What the task asks: Find each line of the entries with the string "subtitle", please, and copy it.

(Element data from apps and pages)

* * *

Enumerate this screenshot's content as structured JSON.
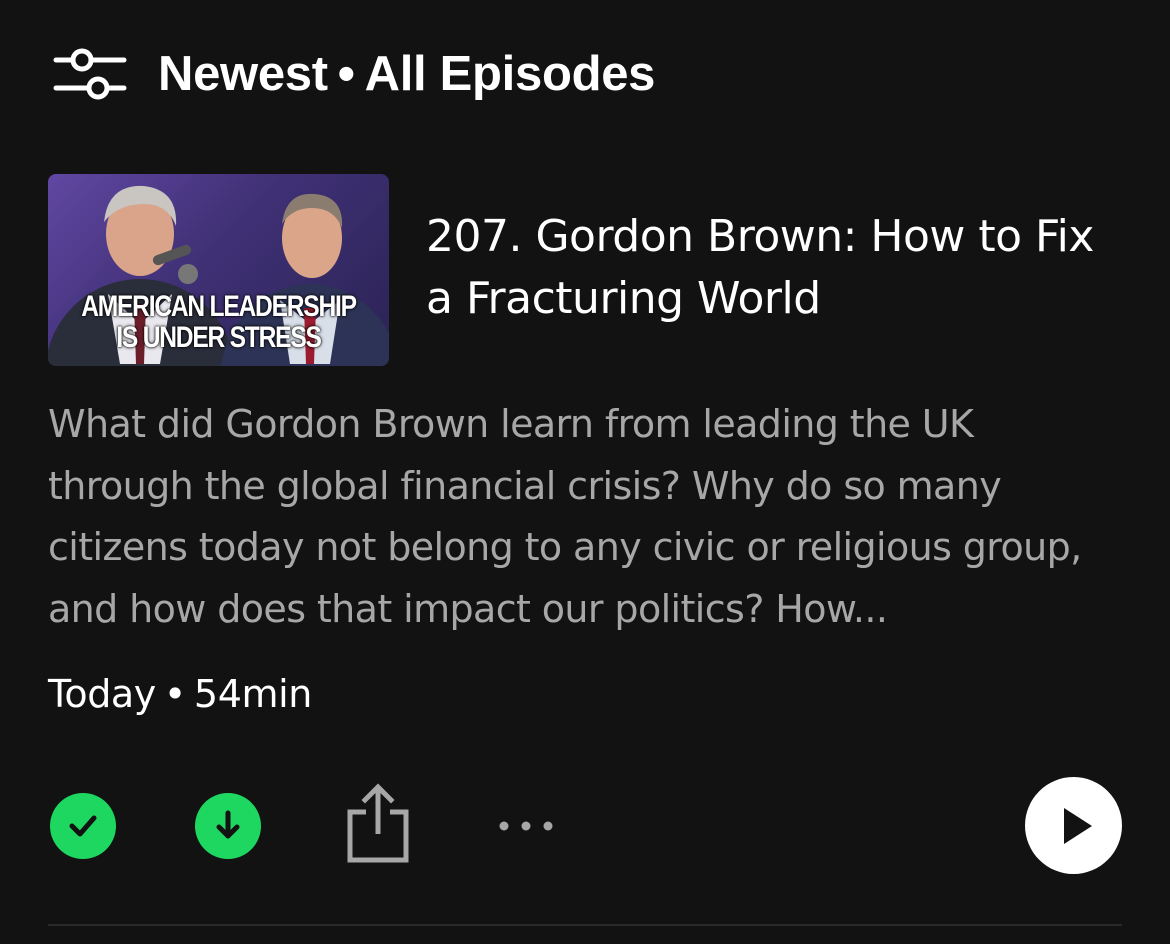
{
  "header": {
    "sort": "Newest",
    "separator": "•",
    "filter": "All Episodes"
  },
  "episode": {
    "thumbnail_caption_line1": "AMERICAN LEADERSHIP",
    "thumbnail_caption_line2": "IS UNDER STRESS",
    "title": "207. Gordon Brown: How to Fix a Fracturing World",
    "description": "What did Gordon Brown learn from leading the UK through the global financial crisis? Why do so many citizens today not belong to any civic or religious group, and how does that impact our politics? How...",
    "date": "Today",
    "separator": "•",
    "duration": "54min"
  },
  "actions": {
    "played_icon": "check-icon",
    "download_icon": "download-arrow-icon",
    "share_icon": "share-icon",
    "more_icon": "more-horizontal-icon",
    "play_icon": "play-icon"
  },
  "colors": {
    "background": "#121212",
    "accent_green": "#1ed760",
    "description_text": "#a7a7a7",
    "primary_text": "#ffffff"
  }
}
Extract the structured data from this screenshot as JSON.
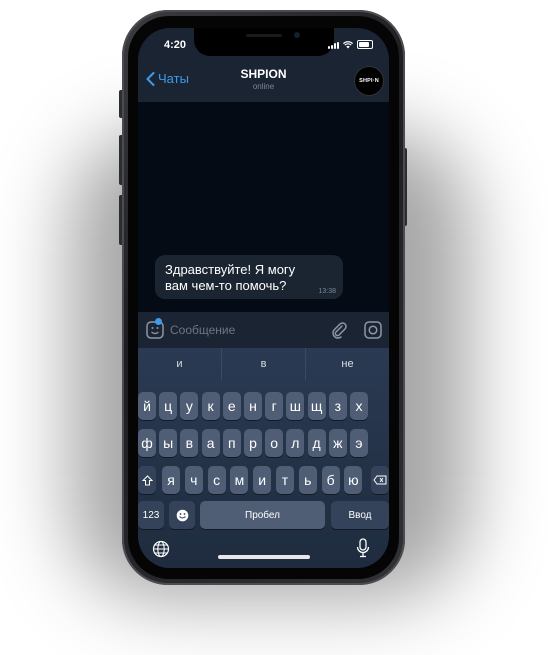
{
  "status": {
    "time": "4:20"
  },
  "nav": {
    "back_label": "Чаты",
    "title": "SHPION",
    "subtitle": "online",
    "avatar_text": "SHPI·N"
  },
  "chat": {
    "message_text": "Здравствуйте! Я могу\nвам чем-то помочь?",
    "message_time": "13:38"
  },
  "input": {
    "placeholder": "Сообщение",
    "value": ""
  },
  "keyboard": {
    "suggestions": [
      "и",
      "в",
      "не"
    ],
    "row1": [
      "й",
      "ц",
      "у",
      "к",
      "е",
      "н",
      "г",
      "ш",
      "щ",
      "з",
      "х"
    ],
    "row2": [
      "ф",
      "ы",
      "в",
      "а",
      "п",
      "р",
      "о",
      "л",
      "д",
      "ж",
      "э"
    ],
    "row3": [
      "я",
      "ч",
      "с",
      "м",
      "и",
      "т",
      "ь",
      "б",
      "ю"
    ],
    "numbers_label": "123",
    "space_label": "Пробел",
    "return_label": "Ввод"
  },
  "colors": {
    "accent": "#3d9be9",
    "chat_bg": "#050b14",
    "bar_bg": "#1a2433",
    "key_bg": "#4f5e74"
  },
  "icons": [
    "chevron-left-icon",
    "signal-icon",
    "wifi-icon",
    "battery-icon",
    "sticker-icon",
    "paperclip-icon",
    "camera-icon",
    "shift-icon",
    "backspace-icon",
    "emoji-icon",
    "globe-icon",
    "microphone-icon"
  ]
}
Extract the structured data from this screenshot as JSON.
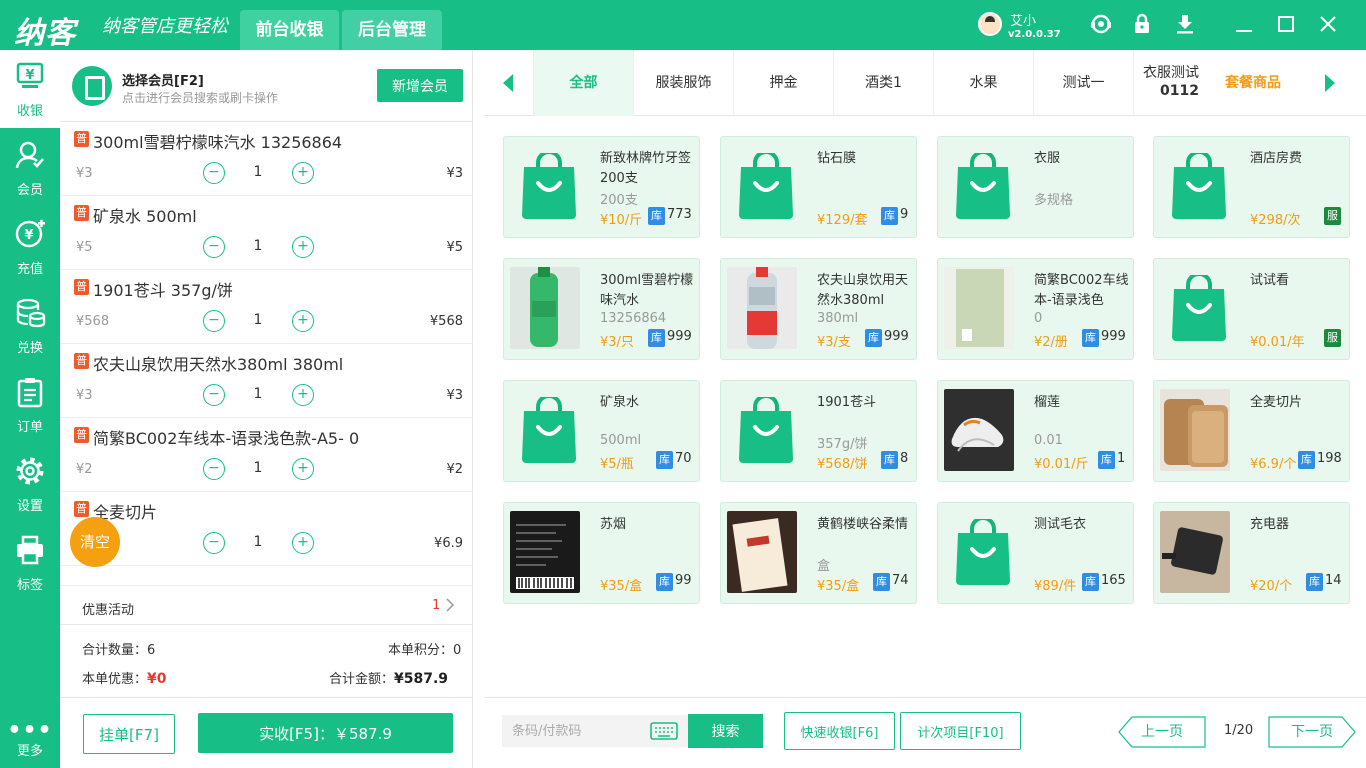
{
  "header": {
    "logo": "纳客",
    "slogan": "纳客管店更轻松",
    "tabs": [
      {
        "label": "前台收银",
        "active": true
      },
      {
        "label": "后台管理",
        "active": false
      }
    ],
    "user_name": "艾小",
    "version": "v2.0.0.37",
    "icons": [
      "support-icon",
      "lock-icon",
      "download-icon",
      "minimize-icon",
      "maximize-icon",
      "close-icon"
    ]
  },
  "sidebar": {
    "items": [
      {
        "label": "收银",
        "icon": "cashier-icon",
        "active": true
      },
      {
        "label": "会员",
        "icon": "member-icon"
      },
      {
        "label": "充值",
        "icon": "recharge-icon"
      },
      {
        "label": "兑换",
        "icon": "exchange-icon"
      },
      {
        "label": "订单",
        "icon": "order-icon"
      },
      {
        "label": "设置",
        "icon": "settings-icon"
      },
      {
        "label": "标签",
        "icon": "printer-icon"
      }
    ],
    "more": "更多"
  },
  "member": {
    "title": "选择会员[F2]",
    "subtitle": "点击进行会员搜索或刷卡操作",
    "add_button": "新增会员"
  },
  "cart": {
    "badge": "普",
    "items": [
      {
        "name": "300ml雪碧柠檬味汽水 13256864",
        "price": "¥3",
        "qty": "1",
        "total": "¥3"
      },
      {
        "name": "矿泉水 500ml",
        "price": "¥5",
        "qty": "1",
        "total": "¥5"
      },
      {
        "name": "1901苍斗 357g/饼",
        "price": "¥568",
        "qty": "1",
        "total": "¥568"
      },
      {
        "name": "农夫山泉饮用天然水380ml 380ml",
        "price": "¥3",
        "qty": "1",
        "total": "¥3"
      },
      {
        "name": "简繁BC002车线本-语录浅色款-A5- 0",
        "price": "¥2",
        "qty": "1",
        "total": "¥2"
      },
      {
        "name": "全麦切片",
        "price": "",
        "qty": "1",
        "total": "¥6.9"
      }
    ],
    "clear_button": "清空",
    "promo_label": "优惠活动",
    "promo_count": "1",
    "total_qty_label": "合计数量：",
    "total_qty": "6",
    "points_label": "本单积分：",
    "points": "0",
    "discount_label": "本单优惠：",
    "discount": "¥0",
    "total_amount_label": "合计金额：",
    "total_amount": "¥587.9",
    "hold_button": "挂单[F7]",
    "pay_button": "实收[F5]：￥587.9"
  },
  "categories": [
    {
      "label": "全部",
      "active": true
    },
    {
      "label": "服装服饰"
    },
    {
      "label": "押金"
    },
    {
      "label": "酒类1"
    },
    {
      "label": "水果"
    },
    {
      "label": "测试一"
    },
    {
      "label": "衣服测试",
      "label2": "0112"
    },
    {
      "label": "套餐商品",
      "package": true
    }
  ],
  "products": [
    {
      "name": "新致林牌竹牙签200支",
      "spec": "200支",
      "price": "¥10/斤",
      "stock_badge": "库",
      "stock": "773",
      "image": "bag"
    },
    {
      "name": "钻石膜",
      "spec": "",
      "price": "¥129/套",
      "stock_badge": "库",
      "stock": "9",
      "image": "bag"
    },
    {
      "name": "衣服",
      "spec": "多规格",
      "price": "",
      "stock_badge": "",
      "stock": "",
      "image": "bag"
    },
    {
      "name": "酒店房费",
      "spec": "",
      "price": "¥298/次",
      "service_badge": "服",
      "image": "bag"
    },
    {
      "name": "300ml雪碧柠檬味汽水",
      "spec": "13256864",
      "price": "¥3/只",
      "stock_badge": "库",
      "stock": "999",
      "image": "sprite"
    },
    {
      "name": "农夫山泉饮用天然水380ml",
      "spec": "380ml",
      "price": "¥3/支",
      "stock_badge": "库",
      "stock": "999",
      "image": "water"
    },
    {
      "name": "简繁BC002车线本-语录浅色",
      "spec": "0",
      "price": "¥2/册",
      "stock_badge": "库",
      "stock": "999",
      "image": "notebook"
    },
    {
      "name": "试试看",
      "spec": "",
      "price": "¥0.01/年",
      "service_badge": "服",
      "image": "bag"
    },
    {
      "name": "矿泉水",
      "spec": "500ml",
      "price": "¥5/瓶",
      "stock_badge": "库",
      "stock": "70",
      "image": "bag"
    },
    {
      "name": "1901苍斗",
      "spec": "357g/饼",
      "price": "¥568/饼",
      "stock_badge": "库",
      "stock": "8",
      "image": "bag"
    },
    {
      "name": "榴莲",
      "spec": "0.01",
      "price": "¥0.01/斤",
      "stock_badge": "库",
      "stock": "1",
      "image": "shoes"
    },
    {
      "name": "全麦切片",
      "spec": "",
      "price": "¥6.9/个",
      "stock_badge": "库",
      "stock": "198",
      "image": "bread"
    },
    {
      "name": "苏烟",
      "spec": "",
      "price": "¥35/盒",
      "stock_badge": "库",
      "stock": "99",
      "image": "cigarette"
    },
    {
      "name": "黄鹤楼峡谷柔情",
      "spec": "盒",
      "price": "¥35/盒",
      "stock_badge": "库",
      "stock": "74",
      "image": "pack"
    },
    {
      "name": "测试毛衣",
      "spec": "",
      "price": "¥89/件",
      "stock_badge": "库",
      "stock": "165",
      "image": "bag"
    },
    {
      "name": "充电器",
      "spec": "",
      "price": "¥20/个",
      "stock_badge": "库",
      "stock": "14",
      "image": "charger"
    }
  ],
  "bottom": {
    "scan_placeholder": "条码/付款码",
    "search_button": "搜索",
    "quick_button": "快速收银[F6]",
    "count_button": "计次项目[F10]",
    "prev_button": "上一页",
    "page": "1/20",
    "next_button": "下一页"
  },
  "colors": {
    "primary": "#17bf87",
    "price": "#f39c12",
    "badge_pu": "#f05a28",
    "stock_badge": "#2f8de4",
    "service_badge": "#1a8a3f",
    "clear": "#f5a010"
  }
}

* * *

Answer to the exercise:
    "subtitle": "online",
    "subtitle": "点击进行会员搜索或刷卡操作",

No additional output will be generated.